## WORK TO COMPLETE
Find every line below where the word "Lead" occurs, then give how many you found and nothing else.

## SUPPLIED DATA
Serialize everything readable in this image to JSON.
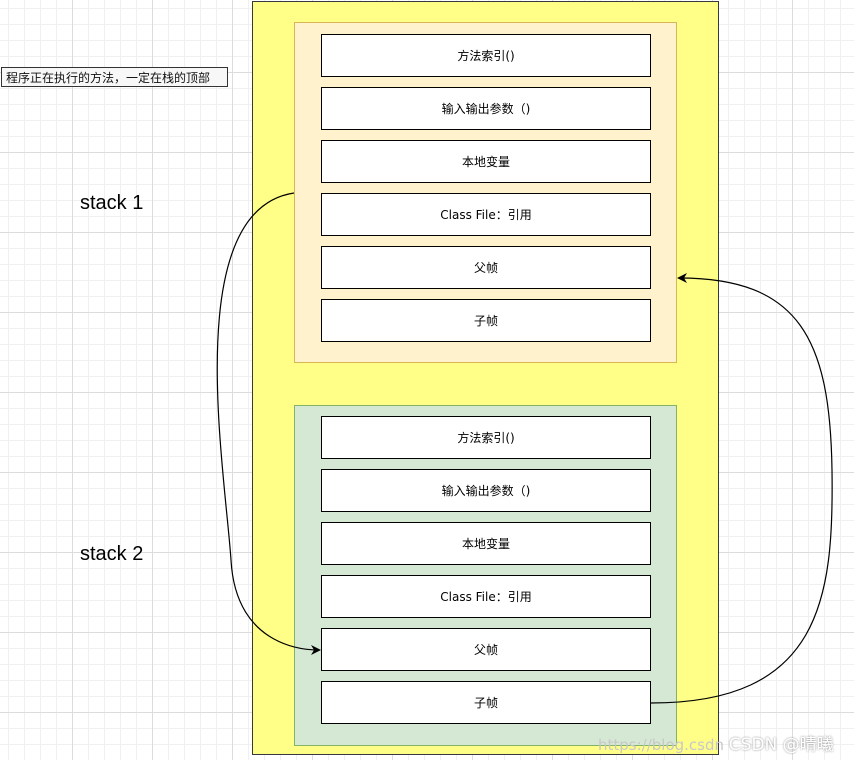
{
  "note": "程序正在执行的方法，一定在栈的顶部",
  "stacks": [
    {
      "label": "stack 1",
      "cells": [
        "方法索引()",
        "输入输出参数（)",
        "本地变量",
        "Class File：引用",
        "父帧",
        "子帧"
      ]
    },
    {
      "label": "stack 2",
      "cells": [
        "方法索引()",
        "输入输出参数（)",
        "本地变量",
        "Class File：引用",
        "父帧",
        "子帧"
      ]
    }
  ],
  "watermark": {
    "url": "https://blog.csdn",
    "brand": "CSDN @晴曦"
  },
  "colors": {
    "outer_fill": "#ffff88",
    "frame1_fill": "#fff2cc",
    "frame2_fill": "#d5e8d4"
  }
}
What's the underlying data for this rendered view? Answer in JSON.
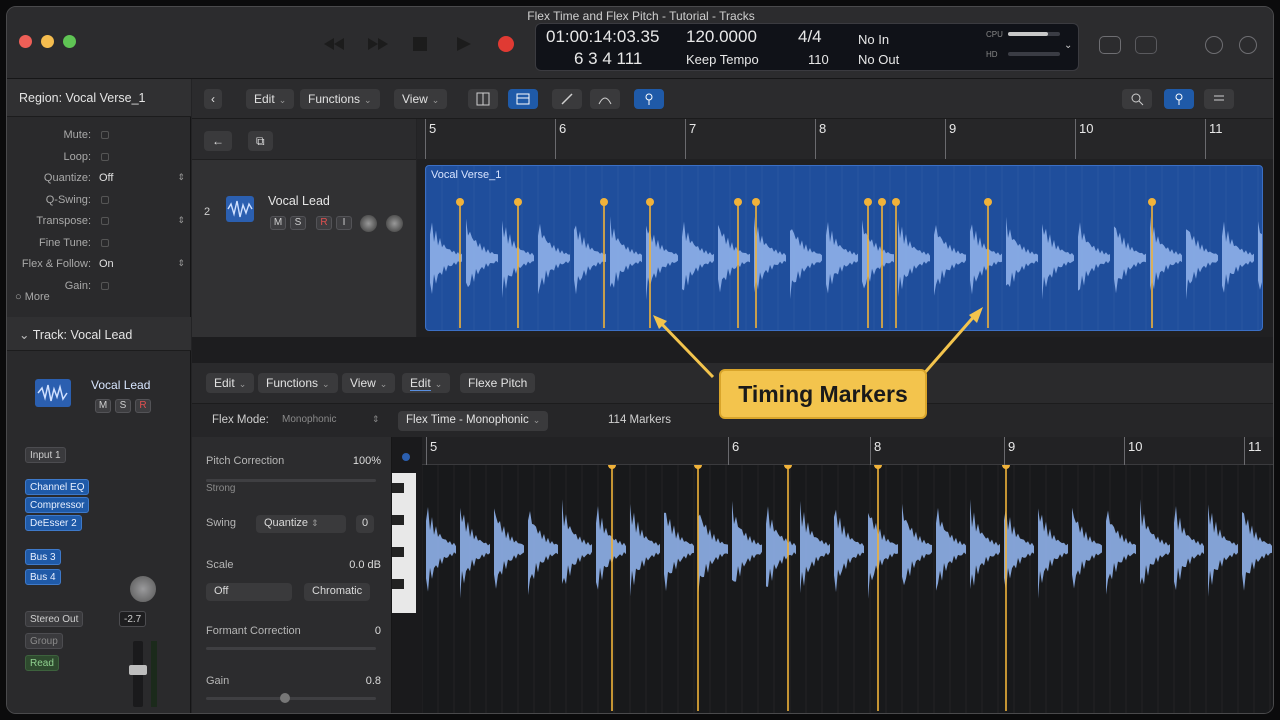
{
  "window": {
    "title": "Flex Time and Flex Pitch - Tutorial - Tracks"
  },
  "lcd": {
    "position_time": "01:00:14:03.35",
    "position_bars": "6  3  4  111",
    "tempo": "120.0000",
    "tempo_mode": "Keep Tempo",
    "signature": "4/4",
    "division": "110",
    "midi_in": "No In",
    "midi_out": "No Out",
    "cpu_label": "CPU",
    "hd_label": "HD"
  },
  "inspector": {
    "region_title": "Region: Vocal Verse_1",
    "params": [
      {
        "label": "Mute:",
        "value": ""
      },
      {
        "label": "Loop:",
        "value": ""
      },
      {
        "label": "Quantize:",
        "value": "Off"
      },
      {
        "label": "Q-Swing:",
        "value": ""
      },
      {
        "label": "Transpose:",
        "value": ""
      },
      {
        "label": "Fine Tune:",
        "value": ""
      },
      {
        "label": "Flex & Follow:",
        "value": "On"
      },
      {
        "label": "Gain:",
        "value": ""
      }
    ],
    "more_label": "More",
    "track_title": "Track: Vocal Lead",
    "track_name": "Vocal Lead",
    "input": "Input 1",
    "plugins": [
      "Channel EQ",
      "Compressor",
      "DeEsser 2"
    ],
    "sends": [
      "Bus 3",
      "Bus 4"
    ],
    "output": "Stereo Out",
    "group": "Group",
    "read": "Read",
    "db_value": "-2.7",
    "m_label": "M",
    "s_label": "S",
    "r_label": "R"
  },
  "toolbar": {
    "edit": "Edit",
    "functions": "Functions",
    "view": "View"
  },
  "track": {
    "number": "2",
    "name": "Vocal Lead",
    "m": "M",
    "s": "S",
    "r": "R",
    "i": "I"
  },
  "ruler": {
    "bars": [
      "5",
      "6",
      "7",
      "8",
      "9",
      "10",
      "11"
    ]
  },
  "region": {
    "name": "Vocal Verse_1"
  },
  "editor": {
    "edit": "Edit",
    "functions": "Functions",
    "view": "View",
    "edit2": "Edit",
    "flex_pitch": "Flexe Pitch",
    "flex_mode_label": "Flex Mode:",
    "flex_mode_value": "Monophonic",
    "flex_algorithm": "Flex Time - Monophonic",
    "markers": "114 Markers",
    "pitch_correction_label": "Pitch Correction",
    "pitch_correction_value": "100%",
    "strong": "Strong",
    "swing": "Swing",
    "quantize": "Quantize",
    "q_value": "0",
    "scale_label": "Scale",
    "scale_value": "0.0 dB",
    "off_btn": "Off",
    "chromatic": "Chromatic",
    "formant_label": "Formant Correction",
    "formant_value": "0",
    "gain_label": "Gain",
    "gain_value": "0.8",
    "ruler_bars": [
      "5",
      "6",
      "8",
      "9",
      "10",
      "11"
    ]
  },
  "callout": {
    "text": "Timing Markers"
  },
  "colors": {
    "region_blue": "#1f4e9c",
    "waveform": "#8fb1ea",
    "marker": "#f0b23a",
    "callout": "#f3c44d",
    "accent": "#1f5aa8"
  }
}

## RESULT
3